WHAT THE TASK ASKS: Output the complete listing exactly.

LISTED RECORDS:
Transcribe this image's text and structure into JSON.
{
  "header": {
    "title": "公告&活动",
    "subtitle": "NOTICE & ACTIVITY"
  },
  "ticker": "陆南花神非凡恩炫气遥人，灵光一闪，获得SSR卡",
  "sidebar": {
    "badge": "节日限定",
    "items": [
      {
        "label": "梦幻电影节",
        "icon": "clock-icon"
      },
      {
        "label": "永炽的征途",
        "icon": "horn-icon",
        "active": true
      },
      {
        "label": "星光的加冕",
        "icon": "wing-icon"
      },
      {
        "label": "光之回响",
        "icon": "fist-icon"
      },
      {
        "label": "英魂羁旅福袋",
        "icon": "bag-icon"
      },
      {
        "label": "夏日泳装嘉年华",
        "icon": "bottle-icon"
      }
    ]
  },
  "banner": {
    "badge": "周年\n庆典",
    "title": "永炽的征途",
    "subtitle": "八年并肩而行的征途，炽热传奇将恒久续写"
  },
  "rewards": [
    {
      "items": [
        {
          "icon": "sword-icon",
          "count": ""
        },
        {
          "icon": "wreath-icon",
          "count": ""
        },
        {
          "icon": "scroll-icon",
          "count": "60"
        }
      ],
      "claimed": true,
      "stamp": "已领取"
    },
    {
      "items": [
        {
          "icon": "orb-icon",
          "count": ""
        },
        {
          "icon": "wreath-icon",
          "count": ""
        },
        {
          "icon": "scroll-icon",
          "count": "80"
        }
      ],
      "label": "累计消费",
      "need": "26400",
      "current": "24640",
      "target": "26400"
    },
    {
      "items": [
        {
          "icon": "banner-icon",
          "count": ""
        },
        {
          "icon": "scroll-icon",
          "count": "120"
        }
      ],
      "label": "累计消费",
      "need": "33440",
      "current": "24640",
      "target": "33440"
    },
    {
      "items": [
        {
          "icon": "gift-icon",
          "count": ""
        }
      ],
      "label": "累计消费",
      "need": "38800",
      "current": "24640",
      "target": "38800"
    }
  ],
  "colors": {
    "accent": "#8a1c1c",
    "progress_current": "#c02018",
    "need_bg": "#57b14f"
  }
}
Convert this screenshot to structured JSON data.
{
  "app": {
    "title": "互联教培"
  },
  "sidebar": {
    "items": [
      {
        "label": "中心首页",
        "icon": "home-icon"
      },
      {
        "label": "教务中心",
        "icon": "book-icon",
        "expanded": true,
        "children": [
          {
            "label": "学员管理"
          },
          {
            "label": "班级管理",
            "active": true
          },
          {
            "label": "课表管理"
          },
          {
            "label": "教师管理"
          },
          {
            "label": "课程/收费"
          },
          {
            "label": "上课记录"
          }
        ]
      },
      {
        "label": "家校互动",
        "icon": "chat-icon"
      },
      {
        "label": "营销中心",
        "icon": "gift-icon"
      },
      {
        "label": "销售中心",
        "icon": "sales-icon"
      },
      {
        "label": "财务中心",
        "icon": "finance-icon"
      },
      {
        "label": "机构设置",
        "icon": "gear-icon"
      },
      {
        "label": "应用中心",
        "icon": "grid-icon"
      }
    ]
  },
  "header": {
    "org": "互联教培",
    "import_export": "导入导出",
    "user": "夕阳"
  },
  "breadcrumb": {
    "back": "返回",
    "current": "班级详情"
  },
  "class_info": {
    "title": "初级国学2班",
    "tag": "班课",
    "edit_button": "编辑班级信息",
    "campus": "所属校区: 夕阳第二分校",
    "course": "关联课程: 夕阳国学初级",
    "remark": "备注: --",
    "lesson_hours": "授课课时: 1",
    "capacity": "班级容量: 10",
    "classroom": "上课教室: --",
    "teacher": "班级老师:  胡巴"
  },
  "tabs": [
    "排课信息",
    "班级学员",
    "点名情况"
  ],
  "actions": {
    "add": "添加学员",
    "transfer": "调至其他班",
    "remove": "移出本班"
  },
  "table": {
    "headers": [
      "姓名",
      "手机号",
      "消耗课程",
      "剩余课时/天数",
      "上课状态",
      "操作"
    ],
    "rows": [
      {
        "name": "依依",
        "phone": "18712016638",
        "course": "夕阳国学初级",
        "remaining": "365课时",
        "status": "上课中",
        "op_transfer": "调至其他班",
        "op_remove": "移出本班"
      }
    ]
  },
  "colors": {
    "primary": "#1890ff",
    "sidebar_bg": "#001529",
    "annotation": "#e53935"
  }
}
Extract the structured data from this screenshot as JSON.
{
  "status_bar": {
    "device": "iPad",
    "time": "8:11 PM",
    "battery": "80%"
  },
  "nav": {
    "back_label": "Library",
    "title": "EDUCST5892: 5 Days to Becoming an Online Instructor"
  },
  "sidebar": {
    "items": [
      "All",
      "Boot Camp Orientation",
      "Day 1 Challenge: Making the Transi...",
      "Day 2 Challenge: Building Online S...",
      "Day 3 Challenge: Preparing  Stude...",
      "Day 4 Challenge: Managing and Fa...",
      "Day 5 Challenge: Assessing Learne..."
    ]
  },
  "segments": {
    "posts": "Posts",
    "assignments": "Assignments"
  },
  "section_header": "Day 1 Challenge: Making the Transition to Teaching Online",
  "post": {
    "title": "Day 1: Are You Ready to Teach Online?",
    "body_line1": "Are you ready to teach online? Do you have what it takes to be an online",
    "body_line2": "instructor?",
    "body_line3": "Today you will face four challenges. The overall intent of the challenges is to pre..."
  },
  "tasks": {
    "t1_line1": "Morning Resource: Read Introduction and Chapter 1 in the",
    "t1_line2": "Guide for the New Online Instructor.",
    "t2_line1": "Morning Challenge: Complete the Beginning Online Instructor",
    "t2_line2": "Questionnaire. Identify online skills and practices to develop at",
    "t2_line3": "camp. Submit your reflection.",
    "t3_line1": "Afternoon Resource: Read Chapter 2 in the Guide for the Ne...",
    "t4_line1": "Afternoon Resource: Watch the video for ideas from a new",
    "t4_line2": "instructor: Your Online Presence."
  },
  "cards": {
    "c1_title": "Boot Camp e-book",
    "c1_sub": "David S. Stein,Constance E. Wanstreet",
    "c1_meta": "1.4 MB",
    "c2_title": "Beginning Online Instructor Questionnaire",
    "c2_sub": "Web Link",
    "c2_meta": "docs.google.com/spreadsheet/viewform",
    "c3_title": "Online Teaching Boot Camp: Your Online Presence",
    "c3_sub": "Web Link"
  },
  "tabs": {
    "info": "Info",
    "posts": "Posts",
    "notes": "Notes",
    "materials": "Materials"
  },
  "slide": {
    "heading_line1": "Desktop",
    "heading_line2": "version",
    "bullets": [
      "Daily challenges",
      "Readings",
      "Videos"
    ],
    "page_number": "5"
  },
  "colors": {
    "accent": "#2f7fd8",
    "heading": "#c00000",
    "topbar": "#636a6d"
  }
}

WRITTEN SOLUTION:
Transcribe this image's text and structure into JSON.
{
  "header": {
    "title": "公告&活动",
    "subtitle": "NOTICE & ACTIVITY"
  },
  "ticker": "陆南花神非凡恩炫气遥人，灵光一闪，获得SSR卡",
  "sidebar": {
    "badge": "节日限定",
    "items": [
      {
        "label": "梦幻电影节",
        "icon": "clock-icon"
      },
      {
        "label": "永炽的征途",
        "icon": "horn-icon",
        "active": true
      },
      {
        "label": "星光的加冕",
        "icon": "wing-icon"
      },
      {
        "label": "光之回响",
        "icon": "fist-icon"
      },
      {
        "label": "英魂羁旅福袋",
        "icon": "bag-icon"
      },
      {
        "label": "夏日泳装嘉年华",
        "icon": "bottle-icon"
      }
    ]
  },
  "banner": {
    "badge": "周年\n庆典",
    "title": "永炽的征途",
    "subtitle": "八年并肩而行的征途，炽热传奇将恒久续写"
  },
  "rewards": [
    {
      "items": [
        {
          "icon": "sword-icon",
          "count": ""
        },
        {
          "icon": "wreath-icon",
          "count": ""
        },
        {
          "icon": "scroll-icon",
          "count": "60"
        }
      ],
      "claimed": true,
      "stamp": "已领取"
    },
    {
      "items": [
        {
          "icon": "orb-icon",
          "count": ""
        },
        {
          "icon": "wreath-icon",
          "count": ""
        },
        {
          "icon": "scroll-icon",
          "count": "80"
        }
      ],
      "label": "累计消费",
      "need": "26400",
      "current": "24640",
      "target": "26400"
    },
    {
      "items": [
        {
          "icon": "banner-icon",
          "count": ""
        },
        {
          "icon": "scroll-icon",
          "count": "120"
        }
      ],
      "label": "累计消费",
      "need": "33440",
      "current": "24640",
      "target": "33440"
    },
    {
      "items": [
        {
          "icon": "gift-icon",
          "count": ""
        }
      ],
      "label": "累计消费",
      "need": "38800",
      "current": "24640",
      "target": "38800"
    }
  ],
  "colors": {
    "accent": "#8a1c1c",
    "progress_current": "#c02018",
    "need_bg": "#57b14f"
  }
}
Convert this screenshot to structured JSON data.
{
  "app": {
    "title": "互联教培"
  },
  "sidebar": {
    "items": [
      {
        "label": "中心首页",
        "icon": "home-icon"
      },
      {
        "label": "教务中心",
        "icon": "book-icon",
        "expanded": true,
        "children": [
          {
            "label": "学员管理"
          },
          {
            "label": "班级管理",
            "active": true
          },
          {
            "label": "课表管理"
          },
          {
            "label": "教师管理"
          },
          {
            "label": "课程/收费"
          },
          {
            "label": "上课记录"
          }
        ]
      },
      {
        "label": "家校互动",
        "icon": "chat-icon"
      },
      {
        "label": "营销中心",
        "icon": "gift-icon"
      },
      {
        "label": "销售中心",
        "icon": "sales-icon"
      },
      {
        "label": "财务中心",
        "icon": "finance-icon"
      },
      {
        "label": "机构设置",
        "icon": "gear-icon"
      },
      {
        "label": "应用中心",
        "icon": "grid-icon"
      }
    ]
  },
  "header": {
    "org": "互联教培",
    "import_export": "导入导出",
    "user": "夕阳"
  },
  "breadcrumb": {
    "back": "返回",
    "current": "班级详情"
  },
  "class_info": {
    "title": "初级国学2班",
    "tag": "班课",
    "edit_button": "编辑班级信息",
    "campus": "所属校区: 夕阳第二分校",
    "course": "关联课程: 夕阳国学初级",
    "remark": "备注: --",
    "lesson_hours": "授课课时: 1",
    "capacity": "班级容量: 10",
    "classroom": "上课教室: --",
    "teacher": "班级老师:  胡巴"
  },
  "tabs": [
    "排课信息",
    "班级学员",
    "点名情况"
  ],
  "actions": {
    "add": "添加学员",
    "transfer": "调至其他班",
    "remove": "移出本班"
  },
  "table": {
    "headers": [
      "姓名",
      "手机号",
      "消耗课程",
      "剩余课时/天数",
      "上课状态",
      "操作"
    ],
    "rows": [
      {
        "name": "依依",
        "phone": "18712016638",
        "course": "夕阳国学初级",
        "remaining": "365课时",
        "status": "上课中",
        "op_transfer": "调至其他班",
        "op_remove": "移出本班"
      }
    ]
  },
  "colors": {
    "primary": "#1890ff",
    "sidebar_bg": "#001529",
    "annotation": "#e53935"
  }
}
Extract the structured data from this screenshot as JSON.
{
  "status_bar": {
    "device": "iPad",
    "time": "8:11 PM",
    "battery": "80%"
  },
  "nav": {
    "back_label": "Library",
    "title": "EDUCST5892: 5 Days to Becoming an Online Instructor"
  },
  "sidebar": {
    "items": [
      "All",
      "Boot Camp Orientation",
      "Day 1 Challenge: Making the Transi...",
      "Day 2 Challenge: Building Online S...",
      "Day 3 Challenge: Preparing  Stude...",
      "Day 4 Challenge: Managing and Fa...",
      "Day 5 Challenge: Assessing Learne..."
    ]
  },
  "segments": {
    "posts": "Posts",
    "assignments": "Assignments"
  },
  "section_header": "Day 1 Challenge: Making the Transition to Teaching Online",
  "post": {
    "title": "Day 1: Are You Ready to Teach Online?",
    "body_line1": "Are you ready to teach online? Do you have what it takes to be an online",
    "body_line2": "instructor?",
    "body_line3": "Today you will face four challenges. The overall intent of the challenges is to pre..."
  },
  "tasks": {
    "t1_line1": "Morning Resource: Read Introduction and Chapter 1 in the",
    "t1_line2": "Guide for the New Online Instructor.",
    "t2_line1": "Morning Challenge: Complete the Beginning Online Instructor",
    "t2_line2": "Questionnaire. Identify online skills and practices to develop at",
    "t2_line3": "camp. Submit your reflection.",
    "t3_line1": "Afternoon Resource: Read Chapter 2 in the Guide for the Ne...",
    "t4_line1": "Afternoon Resource: Watch the video for ideas from a new",
    "t4_line2": "instructor: Your Online Presence."
  },
  "cards": {
    "c1_title": "Boot Camp e-book",
    "c1_sub": "David S. Stein,Constance E. Wanstreet",
    "c1_meta": "1.4 MB",
    "c2_title": "Beginning Online Instructor Questionnaire",
    "c2_sub": "Web Link",
    "c2_meta": "docs.google.com/spreadsheet/viewform",
    "c3_title": "Online Teaching Boot Camp: Your Online Presence",
    "c3_sub": "Web Link"
  },
  "tabs": {
    "info": "Info",
    "posts": "Posts",
    "notes": "Notes",
    "materials": "Materials"
  },
  "slide": {
    "heading_line1": "Desktop",
    "heading_line2": "version",
    "bullets": [
      "Daily challenges",
      "Readings",
      "Videos"
    ],
    "page_number": "5"
  },
  "colors": {
    "accent": "#2f7fd8",
    "heading": "#c00000",
    "topbar": "#636a6d"
  }
}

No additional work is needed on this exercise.